Start of Exercise data

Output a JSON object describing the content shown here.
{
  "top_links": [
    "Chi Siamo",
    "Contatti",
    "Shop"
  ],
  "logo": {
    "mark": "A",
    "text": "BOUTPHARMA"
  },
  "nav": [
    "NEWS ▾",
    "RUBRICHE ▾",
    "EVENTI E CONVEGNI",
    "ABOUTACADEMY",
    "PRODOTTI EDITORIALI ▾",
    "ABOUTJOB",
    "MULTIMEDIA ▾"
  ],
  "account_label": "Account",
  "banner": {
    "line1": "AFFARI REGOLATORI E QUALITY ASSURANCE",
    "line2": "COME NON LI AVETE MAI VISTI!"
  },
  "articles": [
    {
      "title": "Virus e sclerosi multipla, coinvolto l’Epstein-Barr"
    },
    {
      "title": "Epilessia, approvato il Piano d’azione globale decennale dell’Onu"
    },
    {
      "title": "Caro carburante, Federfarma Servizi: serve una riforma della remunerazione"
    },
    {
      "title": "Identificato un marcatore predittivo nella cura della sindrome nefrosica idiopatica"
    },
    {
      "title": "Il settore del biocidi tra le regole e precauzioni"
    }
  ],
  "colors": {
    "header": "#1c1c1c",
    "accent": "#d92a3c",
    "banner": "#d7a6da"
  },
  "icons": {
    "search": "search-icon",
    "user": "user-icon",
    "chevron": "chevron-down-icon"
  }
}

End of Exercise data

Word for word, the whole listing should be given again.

Output a JSON object describing the content shown here.
{
  "top_links": [
    "Chi Siamo",
    "Contatti",
    "Shop"
  ],
  "logo": {
    "mark": "A",
    "text": "BOUTPHARMA"
  },
  "nav": [
    "NEWS ▾",
    "RUBRICHE ▾",
    "EVENTI E CONVEGNI",
    "ABOUTACADEMY",
    "PRODOTTI EDITORIALI ▾",
    "ABOUTJOB",
    "MULTIMEDIA ▾"
  ],
  "account_label": "Account",
  "banner": {
    "line1": "AFFARI REGOLATORI E QUALITY ASSURANCE",
    "line2": "COME NON LI AVETE MAI VISTI!"
  },
  "articles": [
    {
      "title": "Virus e sclerosi multipla, coinvolto l’Epstein-Barr"
    },
    {
      "title": "Epilessia, approvato il Piano d’azione globale decennale dell’Onu"
    },
    {
      "title": "Caro carburante, Federfarma Servizi: serve una riforma della remunerazione"
    },
    {
      "title": "Identificato un marcatore predittivo nella cura della sindrome nefrosica idiopatica"
    },
    {
      "title": "Il settore del biocidi tra le regole e precauzioni"
    }
  ],
  "colors": {
    "header": "#1c1c1c",
    "accent": "#d92a3c",
    "banner": "#d7a6da"
  },
  "icons": {
    "search": "search-icon",
    "user": "user-icon",
    "chevron": "chevron-down-icon"
  }
}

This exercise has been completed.